[Component data from apps and pages]
<<<<

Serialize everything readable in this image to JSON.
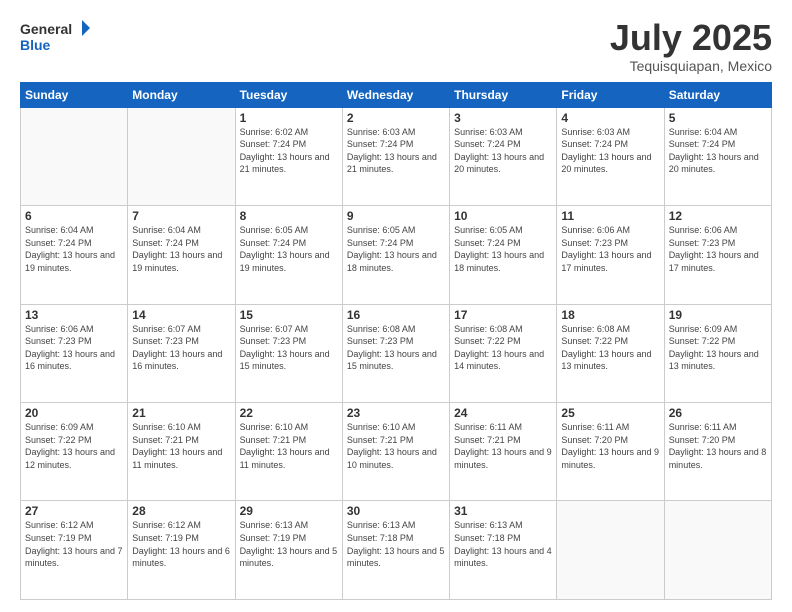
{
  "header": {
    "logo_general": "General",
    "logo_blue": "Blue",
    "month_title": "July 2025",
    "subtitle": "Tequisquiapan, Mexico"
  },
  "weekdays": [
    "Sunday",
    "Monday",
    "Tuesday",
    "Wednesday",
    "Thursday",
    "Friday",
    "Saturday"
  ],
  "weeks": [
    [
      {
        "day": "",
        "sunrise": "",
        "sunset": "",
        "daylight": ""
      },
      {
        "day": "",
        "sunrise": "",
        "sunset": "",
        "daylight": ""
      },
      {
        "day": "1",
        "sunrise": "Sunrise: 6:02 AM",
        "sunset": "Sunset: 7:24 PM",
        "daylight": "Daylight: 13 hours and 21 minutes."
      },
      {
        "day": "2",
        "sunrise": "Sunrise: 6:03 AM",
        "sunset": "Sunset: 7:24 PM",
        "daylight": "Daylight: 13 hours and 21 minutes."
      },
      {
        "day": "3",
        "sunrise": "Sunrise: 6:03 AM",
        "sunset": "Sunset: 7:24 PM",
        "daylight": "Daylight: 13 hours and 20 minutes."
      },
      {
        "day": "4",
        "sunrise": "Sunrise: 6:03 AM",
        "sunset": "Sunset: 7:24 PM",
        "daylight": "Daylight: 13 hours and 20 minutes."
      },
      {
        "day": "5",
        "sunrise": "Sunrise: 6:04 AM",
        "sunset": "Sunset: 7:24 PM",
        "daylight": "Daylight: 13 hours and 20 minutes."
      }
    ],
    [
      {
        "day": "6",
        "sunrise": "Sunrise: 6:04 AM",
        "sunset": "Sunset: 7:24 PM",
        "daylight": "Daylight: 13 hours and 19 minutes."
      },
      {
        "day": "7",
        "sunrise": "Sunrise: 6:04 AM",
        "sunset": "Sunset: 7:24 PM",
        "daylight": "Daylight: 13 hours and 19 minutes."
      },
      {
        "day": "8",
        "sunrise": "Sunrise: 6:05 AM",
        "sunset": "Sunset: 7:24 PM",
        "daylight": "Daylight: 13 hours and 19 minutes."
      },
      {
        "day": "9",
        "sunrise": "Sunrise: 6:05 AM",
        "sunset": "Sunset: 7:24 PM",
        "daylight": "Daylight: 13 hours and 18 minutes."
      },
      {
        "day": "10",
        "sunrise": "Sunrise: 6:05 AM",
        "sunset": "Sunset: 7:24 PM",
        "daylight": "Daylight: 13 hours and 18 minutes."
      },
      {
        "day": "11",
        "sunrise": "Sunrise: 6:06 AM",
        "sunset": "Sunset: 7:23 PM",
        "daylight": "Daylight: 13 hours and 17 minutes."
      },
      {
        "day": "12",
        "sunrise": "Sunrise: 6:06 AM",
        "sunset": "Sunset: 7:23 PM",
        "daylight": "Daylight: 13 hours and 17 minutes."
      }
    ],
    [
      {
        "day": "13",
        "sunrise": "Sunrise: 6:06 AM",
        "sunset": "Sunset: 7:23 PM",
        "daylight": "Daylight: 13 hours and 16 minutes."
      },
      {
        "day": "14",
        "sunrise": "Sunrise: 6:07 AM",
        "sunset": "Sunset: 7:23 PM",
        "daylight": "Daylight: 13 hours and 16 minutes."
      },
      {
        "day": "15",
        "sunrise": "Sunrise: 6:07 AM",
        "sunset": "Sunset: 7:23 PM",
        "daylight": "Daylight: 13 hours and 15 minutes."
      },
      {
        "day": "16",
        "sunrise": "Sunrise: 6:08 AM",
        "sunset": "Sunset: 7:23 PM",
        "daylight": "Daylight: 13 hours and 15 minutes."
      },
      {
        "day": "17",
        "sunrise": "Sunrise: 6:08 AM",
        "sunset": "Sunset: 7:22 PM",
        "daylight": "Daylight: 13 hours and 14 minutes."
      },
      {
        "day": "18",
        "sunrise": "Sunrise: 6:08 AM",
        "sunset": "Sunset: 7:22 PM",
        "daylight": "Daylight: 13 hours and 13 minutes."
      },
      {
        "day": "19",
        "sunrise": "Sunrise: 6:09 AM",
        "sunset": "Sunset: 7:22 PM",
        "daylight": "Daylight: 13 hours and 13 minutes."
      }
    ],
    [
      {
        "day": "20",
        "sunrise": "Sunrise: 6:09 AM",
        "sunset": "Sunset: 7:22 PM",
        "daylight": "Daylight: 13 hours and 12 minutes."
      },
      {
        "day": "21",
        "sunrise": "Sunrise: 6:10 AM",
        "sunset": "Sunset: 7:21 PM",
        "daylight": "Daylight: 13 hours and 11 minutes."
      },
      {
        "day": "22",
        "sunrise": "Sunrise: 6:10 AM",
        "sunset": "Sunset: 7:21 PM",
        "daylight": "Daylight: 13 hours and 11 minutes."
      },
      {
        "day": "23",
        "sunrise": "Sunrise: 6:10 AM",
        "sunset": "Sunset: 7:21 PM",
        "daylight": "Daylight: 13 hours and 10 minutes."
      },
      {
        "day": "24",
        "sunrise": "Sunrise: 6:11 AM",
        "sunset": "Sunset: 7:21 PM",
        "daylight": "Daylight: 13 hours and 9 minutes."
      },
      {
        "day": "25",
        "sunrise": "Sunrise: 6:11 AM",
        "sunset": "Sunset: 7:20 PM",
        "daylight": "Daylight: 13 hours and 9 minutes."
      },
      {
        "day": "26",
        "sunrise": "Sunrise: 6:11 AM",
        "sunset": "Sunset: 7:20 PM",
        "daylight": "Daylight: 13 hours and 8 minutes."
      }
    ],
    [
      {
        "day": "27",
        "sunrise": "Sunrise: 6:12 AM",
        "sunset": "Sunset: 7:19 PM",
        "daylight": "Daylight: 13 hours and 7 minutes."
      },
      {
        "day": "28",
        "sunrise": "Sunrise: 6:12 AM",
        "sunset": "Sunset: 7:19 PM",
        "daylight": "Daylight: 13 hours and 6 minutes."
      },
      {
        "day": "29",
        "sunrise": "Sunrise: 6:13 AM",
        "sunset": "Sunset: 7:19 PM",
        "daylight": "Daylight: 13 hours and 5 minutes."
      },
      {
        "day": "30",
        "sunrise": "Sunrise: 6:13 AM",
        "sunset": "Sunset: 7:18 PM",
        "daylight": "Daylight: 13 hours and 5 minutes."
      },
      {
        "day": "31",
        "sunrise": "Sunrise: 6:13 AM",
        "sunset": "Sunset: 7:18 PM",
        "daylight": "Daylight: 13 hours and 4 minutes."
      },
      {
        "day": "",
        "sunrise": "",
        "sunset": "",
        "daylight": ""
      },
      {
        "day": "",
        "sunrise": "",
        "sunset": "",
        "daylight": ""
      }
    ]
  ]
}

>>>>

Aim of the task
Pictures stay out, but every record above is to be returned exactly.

Reply
Serialize everything readable in this image to JSON.
{
  "header": {
    "logo_general": "General",
    "logo_blue": "Blue",
    "month_title": "July 2025",
    "subtitle": "Tequisquiapan, Mexico"
  },
  "weekdays": [
    "Sunday",
    "Monday",
    "Tuesday",
    "Wednesday",
    "Thursday",
    "Friday",
    "Saturday"
  ],
  "weeks": [
    [
      {
        "day": "",
        "sunrise": "",
        "sunset": "",
        "daylight": ""
      },
      {
        "day": "",
        "sunrise": "",
        "sunset": "",
        "daylight": ""
      },
      {
        "day": "1",
        "sunrise": "Sunrise: 6:02 AM",
        "sunset": "Sunset: 7:24 PM",
        "daylight": "Daylight: 13 hours and 21 minutes."
      },
      {
        "day": "2",
        "sunrise": "Sunrise: 6:03 AM",
        "sunset": "Sunset: 7:24 PM",
        "daylight": "Daylight: 13 hours and 21 minutes."
      },
      {
        "day": "3",
        "sunrise": "Sunrise: 6:03 AM",
        "sunset": "Sunset: 7:24 PM",
        "daylight": "Daylight: 13 hours and 20 minutes."
      },
      {
        "day": "4",
        "sunrise": "Sunrise: 6:03 AM",
        "sunset": "Sunset: 7:24 PM",
        "daylight": "Daylight: 13 hours and 20 minutes."
      },
      {
        "day": "5",
        "sunrise": "Sunrise: 6:04 AM",
        "sunset": "Sunset: 7:24 PM",
        "daylight": "Daylight: 13 hours and 20 minutes."
      }
    ],
    [
      {
        "day": "6",
        "sunrise": "Sunrise: 6:04 AM",
        "sunset": "Sunset: 7:24 PM",
        "daylight": "Daylight: 13 hours and 19 minutes."
      },
      {
        "day": "7",
        "sunrise": "Sunrise: 6:04 AM",
        "sunset": "Sunset: 7:24 PM",
        "daylight": "Daylight: 13 hours and 19 minutes."
      },
      {
        "day": "8",
        "sunrise": "Sunrise: 6:05 AM",
        "sunset": "Sunset: 7:24 PM",
        "daylight": "Daylight: 13 hours and 19 minutes."
      },
      {
        "day": "9",
        "sunrise": "Sunrise: 6:05 AM",
        "sunset": "Sunset: 7:24 PM",
        "daylight": "Daylight: 13 hours and 18 minutes."
      },
      {
        "day": "10",
        "sunrise": "Sunrise: 6:05 AM",
        "sunset": "Sunset: 7:24 PM",
        "daylight": "Daylight: 13 hours and 18 minutes."
      },
      {
        "day": "11",
        "sunrise": "Sunrise: 6:06 AM",
        "sunset": "Sunset: 7:23 PM",
        "daylight": "Daylight: 13 hours and 17 minutes."
      },
      {
        "day": "12",
        "sunrise": "Sunrise: 6:06 AM",
        "sunset": "Sunset: 7:23 PM",
        "daylight": "Daylight: 13 hours and 17 minutes."
      }
    ],
    [
      {
        "day": "13",
        "sunrise": "Sunrise: 6:06 AM",
        "sunset": "Sunset: 7:23 PM",
        "daylight": "Daylight: 13 hours and 16 minutes."
      },
      {
        "day": "14",
        "sunrise": "Sunrise: 6:07 AM",
        "sunset": "Sunset: 7:23 PM",
        "daylight": "Daylight: 13 hours and 16 minutes."
      },
      {
        "day": "15",
        "sunrise": "Sunrise: 6:07 AM",
        "sunset": "Sunset: 7:23 PM",
        "daylight": "Daylight: 13 hours and 15 minutes."
      },
      {
        "day": "16",
        "sunrise": "Sunrise: 6:08 AM",
        "sunset": "Sunset: 7:23 PM",
        "daylight": "Daylight: 13 hours and 15 minutes."
      },
      {
        "day": "17",
        "sunrise": "Sunrise: 6:08 AM",
        "sunset": "Sunset: 7:22 PM",
        "daylight": "Daylight: 13 hours and 14 minutes."
      },
      {
        "day": "18",
        "sunrise": "Sunrise: 6:08 AM",
        "sunset": "Sunset: 7:22 PM",
        "daylight": "Daylight: 13 hours and 13 minutes."
      },
      {
        "day": "19",
        "sunrise": "Sunrise: 6:09 AM",
        "sunset": "Sunset: 7:22 PM",
        "daylight": "Daylight: 13 hours and 13 minutes."
      }
    ],
    [
      {
        "day": "20",
        "sunrise": "Sunrise: 6:09 AM",
        "sunset": "Sunset: 7:22 PM",
        "daylight": "Daylight: 13 hours and 12 minutes."
      },
      {
        "day": "21",
        "sunrise": "Sunrise: 6:10 AM",
        "sunset": "Sunset: 7:21 PM",
        "daylight": "Daylight: 13 hours and 11 minutes."
      },
      {
        "day": "22",
        "sunrise": "Sunrise: 6:10 AM",
        "sunset": "Sunset: 7:21 PM",
        "daylight": "Daylight: 13 hours and 11 minutes."
      },
      {
        "day": "23",
        "sunrise": "Sunrise: 6:10 AM",
        "sunset": "Sunset: 7:21 PM",
        "daylight": "Daylight: 13 hours and 10 minutes."
      },
      {
        "day": "24",
        "sunrise": "Sunrise: 6:11 AM",
        "sunset": "Sunset: 7:21 PM",
        "daylight": "Daylight: 13 hours and 9 minutes."
      },
      {
        "day": "25",
        "sunrise": "Sunrise: 6:11 AM",
        "sunset": "Sunset: 7:20 PM",
        "daylight": "Daylight: 13 hours and 9 minutes."
      },
      {
        "day": "26",
        "sunrise": "Sunrise: 6:11 AM",
        "sunset": "Sunset: 7:20 PM",
        "daylight": "Daylight: 13 hours and 8 minutes."
      }
    ],
    [
      {
        "day": "27",
        "sunrise": "Sunrise: 6:12 AM",
        "sunset": "Sunset: 7:19 PM",
        "daylight": "Daylight: 13 hours and 7 minutes."
      },
      {
        "day": "28",
        "sunrise": "Sunrise: 6:12 AM",
        "sunset": "Sunset: 7:19 PM",
        "daylight": "Daylight: 13 hours and 6 minutes."
      },
      {
        "day": "29",
        "sunrise": "Sunrise: 6:13 AM",
        "sunset": "Sunset: 7:19 PM",
        "daylight": "Daylight: 13 hours and 5 minutes."
      },
      {
        "day": "30",
        "sunrise": "Sunrise: 6:13 AM",
        "sunset": "Sunset: 7:18 PM",
        "daylight": "Daylight: 13 hours and 5 minutes."
      },
      {
        "day": "31",
        "sunrise": "Sunrise: 6:13 AM",
        "sunset": "Sunset: 7:18 PM",
        "daylight": "Daylight: 13 hours and 4 minutes."
      },
      {
        "day": "",
        "sunrise": "",
        "sunset": "",
        "daylight": ""
      },
      {
        "day": "",
        "sunrise": "",
        "sunset": "",
        "daylight": ""
      }
    ]
  ]
}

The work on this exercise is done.